Richard was humiliated. Chronically underweight and impotent, he began to feel weak and broken. His defective penis became a point of obsession for him throughout his life and perhaps sparked one of his earliest and most constant delusions.
In Richard’s mind, his erectile dysfunction was the cause of a lack of blood. To fix this, he needed to consume the blood of animals.
The Madness Begins
Still popular enough to be invited to parties, Richard began to drink quite often. At one party, he ended up drinking too much and behaved erratically, running down the street screaming and making noises that no one could understand. One of his friends became concerned and took him home. Alone together, Richard finally confided in the other boy about his impotence. It was taking a toll on him, affecting him deeper than he let on.
Certainly not making matters any easier was Richard’s drug use. Like any rebellious teenager in the 1960s, he had begun to experiment with marijuana, though he also took large amounts of LSD and amphetamines. Gone was the sweet, considerate Cub Scout who passed his time playing baseball. In his place now was a moody teenager who hung out with acidheads and showed no remorse for stealing from neighbors or hurting animals.
The elder Richard was disappointed in his son. The boy had no sense of direction, had no discipline or values. It got worse when he was 15 and had his first run-in with the law for possession of marijuana in 1965. Though Richard denied taking drugs, the juvenile court ordered the boy to do community clean-up work on the weekends, a punishment his father did not protest.

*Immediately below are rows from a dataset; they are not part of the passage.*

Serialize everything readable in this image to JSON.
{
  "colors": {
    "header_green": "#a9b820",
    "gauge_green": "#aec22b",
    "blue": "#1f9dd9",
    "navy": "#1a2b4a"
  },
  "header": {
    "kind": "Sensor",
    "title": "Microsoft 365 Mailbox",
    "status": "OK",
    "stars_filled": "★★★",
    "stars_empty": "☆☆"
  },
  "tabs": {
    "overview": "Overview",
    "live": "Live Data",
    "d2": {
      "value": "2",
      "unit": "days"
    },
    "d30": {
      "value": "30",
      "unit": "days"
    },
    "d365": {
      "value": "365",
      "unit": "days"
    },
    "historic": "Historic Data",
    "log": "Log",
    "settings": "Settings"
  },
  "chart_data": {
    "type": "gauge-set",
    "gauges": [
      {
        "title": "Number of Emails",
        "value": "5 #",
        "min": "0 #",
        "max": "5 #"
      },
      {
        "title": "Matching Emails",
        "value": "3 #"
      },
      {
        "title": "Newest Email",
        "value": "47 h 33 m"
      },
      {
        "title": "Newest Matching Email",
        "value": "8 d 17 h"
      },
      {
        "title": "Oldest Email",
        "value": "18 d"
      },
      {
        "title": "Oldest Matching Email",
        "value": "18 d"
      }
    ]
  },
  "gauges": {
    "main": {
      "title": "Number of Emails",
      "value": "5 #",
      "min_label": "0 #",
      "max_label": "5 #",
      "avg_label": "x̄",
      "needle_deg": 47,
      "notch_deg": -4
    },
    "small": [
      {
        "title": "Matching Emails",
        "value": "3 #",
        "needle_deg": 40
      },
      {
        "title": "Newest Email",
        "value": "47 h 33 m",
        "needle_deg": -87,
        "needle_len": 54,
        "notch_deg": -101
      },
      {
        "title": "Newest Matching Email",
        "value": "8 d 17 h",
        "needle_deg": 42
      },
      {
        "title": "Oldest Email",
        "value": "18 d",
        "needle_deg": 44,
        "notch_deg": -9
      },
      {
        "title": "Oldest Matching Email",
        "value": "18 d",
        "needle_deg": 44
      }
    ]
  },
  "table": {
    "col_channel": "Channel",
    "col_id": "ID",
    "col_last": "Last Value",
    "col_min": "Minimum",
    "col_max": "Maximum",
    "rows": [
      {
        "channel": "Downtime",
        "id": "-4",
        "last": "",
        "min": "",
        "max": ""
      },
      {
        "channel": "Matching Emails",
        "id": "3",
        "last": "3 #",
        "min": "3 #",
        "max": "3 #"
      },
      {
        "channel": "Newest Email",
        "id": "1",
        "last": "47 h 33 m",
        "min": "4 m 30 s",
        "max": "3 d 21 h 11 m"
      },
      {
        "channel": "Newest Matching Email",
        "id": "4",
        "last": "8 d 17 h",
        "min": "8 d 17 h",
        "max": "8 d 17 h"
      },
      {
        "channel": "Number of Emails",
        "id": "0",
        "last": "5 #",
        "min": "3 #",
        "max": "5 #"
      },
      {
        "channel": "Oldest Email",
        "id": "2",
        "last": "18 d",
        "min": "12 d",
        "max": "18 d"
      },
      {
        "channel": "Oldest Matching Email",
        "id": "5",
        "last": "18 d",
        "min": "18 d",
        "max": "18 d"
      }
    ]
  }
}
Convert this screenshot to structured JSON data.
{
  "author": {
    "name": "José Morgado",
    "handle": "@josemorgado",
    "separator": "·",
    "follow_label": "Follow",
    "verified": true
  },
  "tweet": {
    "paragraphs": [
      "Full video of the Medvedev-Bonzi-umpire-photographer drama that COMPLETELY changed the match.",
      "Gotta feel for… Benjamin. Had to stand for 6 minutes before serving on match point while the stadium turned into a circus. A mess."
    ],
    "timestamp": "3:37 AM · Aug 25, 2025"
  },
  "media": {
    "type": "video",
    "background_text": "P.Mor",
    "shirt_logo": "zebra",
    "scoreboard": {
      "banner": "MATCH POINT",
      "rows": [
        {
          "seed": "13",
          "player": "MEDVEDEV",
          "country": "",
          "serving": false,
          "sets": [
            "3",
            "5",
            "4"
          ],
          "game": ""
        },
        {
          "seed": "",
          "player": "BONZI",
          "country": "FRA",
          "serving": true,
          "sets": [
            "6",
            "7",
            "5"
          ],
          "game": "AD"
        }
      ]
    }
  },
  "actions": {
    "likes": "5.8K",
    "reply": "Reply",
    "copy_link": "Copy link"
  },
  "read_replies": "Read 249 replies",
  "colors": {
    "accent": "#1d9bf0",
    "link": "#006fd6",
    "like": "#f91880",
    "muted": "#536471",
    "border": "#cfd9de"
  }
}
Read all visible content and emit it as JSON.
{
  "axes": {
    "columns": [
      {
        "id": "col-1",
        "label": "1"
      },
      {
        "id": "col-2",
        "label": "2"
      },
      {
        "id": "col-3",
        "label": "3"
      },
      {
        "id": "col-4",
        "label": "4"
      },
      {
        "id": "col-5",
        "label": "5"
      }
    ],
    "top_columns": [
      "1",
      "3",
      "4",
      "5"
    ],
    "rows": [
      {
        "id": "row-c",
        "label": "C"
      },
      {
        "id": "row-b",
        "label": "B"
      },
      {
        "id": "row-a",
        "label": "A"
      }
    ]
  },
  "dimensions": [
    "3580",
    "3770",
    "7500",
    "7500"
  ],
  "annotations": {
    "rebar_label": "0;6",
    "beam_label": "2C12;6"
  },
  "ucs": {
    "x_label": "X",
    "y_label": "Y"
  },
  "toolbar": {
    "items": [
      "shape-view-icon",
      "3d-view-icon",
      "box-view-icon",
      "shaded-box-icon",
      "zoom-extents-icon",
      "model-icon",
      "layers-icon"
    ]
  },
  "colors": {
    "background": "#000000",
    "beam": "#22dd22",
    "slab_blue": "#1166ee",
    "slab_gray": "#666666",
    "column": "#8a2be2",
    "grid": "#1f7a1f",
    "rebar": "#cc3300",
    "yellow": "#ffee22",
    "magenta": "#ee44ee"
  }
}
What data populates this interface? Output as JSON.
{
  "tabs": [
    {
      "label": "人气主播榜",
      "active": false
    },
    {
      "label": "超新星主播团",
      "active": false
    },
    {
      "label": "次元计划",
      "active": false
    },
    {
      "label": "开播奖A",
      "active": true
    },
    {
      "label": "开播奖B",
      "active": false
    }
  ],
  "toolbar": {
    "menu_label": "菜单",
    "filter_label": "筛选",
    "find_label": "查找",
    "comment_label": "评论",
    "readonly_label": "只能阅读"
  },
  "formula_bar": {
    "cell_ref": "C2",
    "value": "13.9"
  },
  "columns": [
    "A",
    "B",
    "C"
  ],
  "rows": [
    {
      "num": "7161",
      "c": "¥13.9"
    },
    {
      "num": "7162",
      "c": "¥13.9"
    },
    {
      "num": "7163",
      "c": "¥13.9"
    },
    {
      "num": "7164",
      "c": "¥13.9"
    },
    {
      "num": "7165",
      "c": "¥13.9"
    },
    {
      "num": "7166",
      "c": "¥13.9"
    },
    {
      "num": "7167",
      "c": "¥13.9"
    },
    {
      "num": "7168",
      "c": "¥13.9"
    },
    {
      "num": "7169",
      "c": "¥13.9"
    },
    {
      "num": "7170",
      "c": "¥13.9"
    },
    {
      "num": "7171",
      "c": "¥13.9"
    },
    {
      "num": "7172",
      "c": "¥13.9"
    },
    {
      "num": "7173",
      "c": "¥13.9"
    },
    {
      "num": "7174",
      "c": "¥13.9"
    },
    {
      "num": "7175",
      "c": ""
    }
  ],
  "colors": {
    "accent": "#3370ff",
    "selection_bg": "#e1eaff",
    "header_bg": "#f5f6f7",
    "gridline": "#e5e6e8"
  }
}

The fact that Richard Sr. did not hire a lawyer to defend him made his son upset, adding to his growing resentment of his family.
His grades began to slip, going from Cs and Ds to Fs. Richard no longer cared about school. As far as anyone could tell, he had no ambition. Little else mattered aside from drugs and blood. Still, he managed to graduate from Mira Loma High School in June of 1968, and his parents bought him a Volkswagen as a present.
In 1969, at the age of 18, Richard was still suffering from that same embarrassing problem. His erectile dysfunction distressed him so much that he sought help from a psychiatrist. Not only was he seeking help for his impotence, but his own emotional instability was worrying him, and his parents’ constant fighting and financial troubles added to his stress.
Richard was told that his erectile dysfunction was caused by an emotional issue, likely anxiety or repressed rage toward women. The psychiatrist suspected that his patient was mentally ill, but not so much so that he needed intervention. Ultimately, this was of little help to Richard, who still believed that his body was low on blood.
As time went on, he suffered quietly. He grew his hair long and began to neglect his hygiene, giving him a constantly disheveled appearance. He lived in filth and began to withdraw more and more from other people. His friends stopped coming by the house.
Though his father was worried, Beatrice thought nothing of her son’s slovenly looks. It was the 60s, after all—the age of hippies and debauchery. The grimy, unkempt look was in, and therefore, Richard was like any other teenager at the time. She refused to consider the possibility that her son’s appearance was the result of any real problem.
In late 1968, he finally got a job as a typist that he held for some time with the Retailers Credit Association. According to his mother, his work was more than satisfactory. He also began to think about going to college, a decision his parents encouraged. Eventually, he enrolled at American River College.
Despite his inner turmoil, his parents were hopeful that their son was getting his life together.
But this hope would not last long.